Political parties play an essential role in democratic politics, but are especially important in the transition from authoritarianism to democracy. This publication, edited by Greg Power and Rebecca Shoot, and published by the Danish Institute for Parties and Democracy draws together the first hand experiences of political practitioners and analysts from Latin America, Turkey, Indonesia, Serbia and South Africa. It aims to provide insights and lessons for their counterparts going through the process of transition in the Middle East and beyond.
The deliberately personal perspectives emphasise the pivotal role of political parties in changing the relationship between people and power. The revolutionary movements in the Arab world were the result of multiple frustrations about the arbitrary use of power. Democracy offers the prospect of political influence, choice, and accountability. Huge expectations are invested in political parties at this time. Yet, the transitional period is arguably when they are weakest.

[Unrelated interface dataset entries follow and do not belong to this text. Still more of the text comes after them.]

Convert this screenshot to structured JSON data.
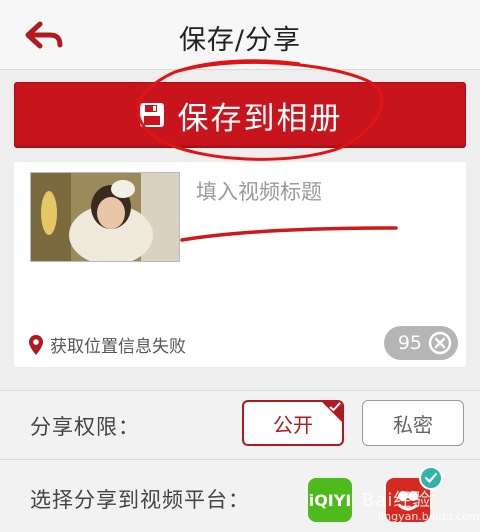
{
  "header": {
    "title": "保存/分享",
    "back_icon": "back-arrow-icon"
  },
  "save_button": {
    "label": "保存到相册",
    "icon": "floppy-disk-icon"
  },
  "video": {
    "title_placeholder": "填入视频标题",
    "location_text": "获取位置信息失败",
    "location_icon": "location-pin-icon",
    "char_count": "95",
    "clear_icon": "clear-circle-icon"
  },
  "share_permission": {
    "label": "分享权限：",
    "options": [
      "公开",
      "私密"
    ],
    "selected": "公开"
  },
  "platforms": {
    "label": "选择分享到视频平台：",
    "items": [
      {
        "name": "iQIYI",
        "logo_text": "iQIYI",
        "selected": false
      },
      {
        "name": "other-platform",
        "selected": true
      }
    ],
    "watermark": "Bai经验",
    "watermark_url": "jingyan.baidu.com"
  },
  "colors": {
    "accent": "#c8141c",
    "iqiyi_green": "#4dbb1c",
    "check_teal": "#2fb4a8"
  }
}
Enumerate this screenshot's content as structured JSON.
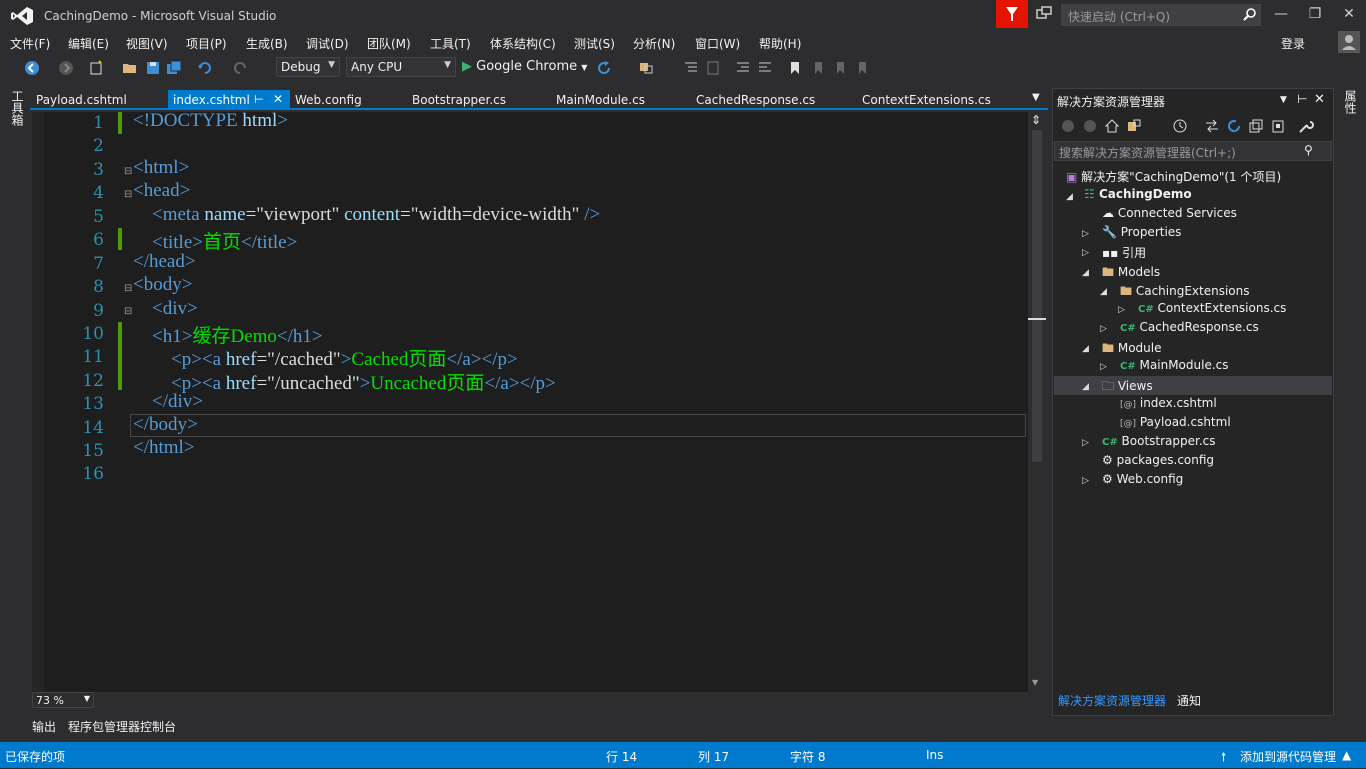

The publication looks at the challenges for new parties in establishing and distinguishing themselves, fostering multi-party dialogue, negotiating the withdrawal of the military from politics and convincing the public that democracy works. Political parties, ultimately, need to manage people’s expectations of the new system. As Samuel Huntington has argued, “What determines whether or not new democracies survive … is the way in which political leaders respond to their inability to solve the problems facing the country … Democracies become consolidated when people learn that democracy is a solution to the problem of tyranny, but not necessarily anything else”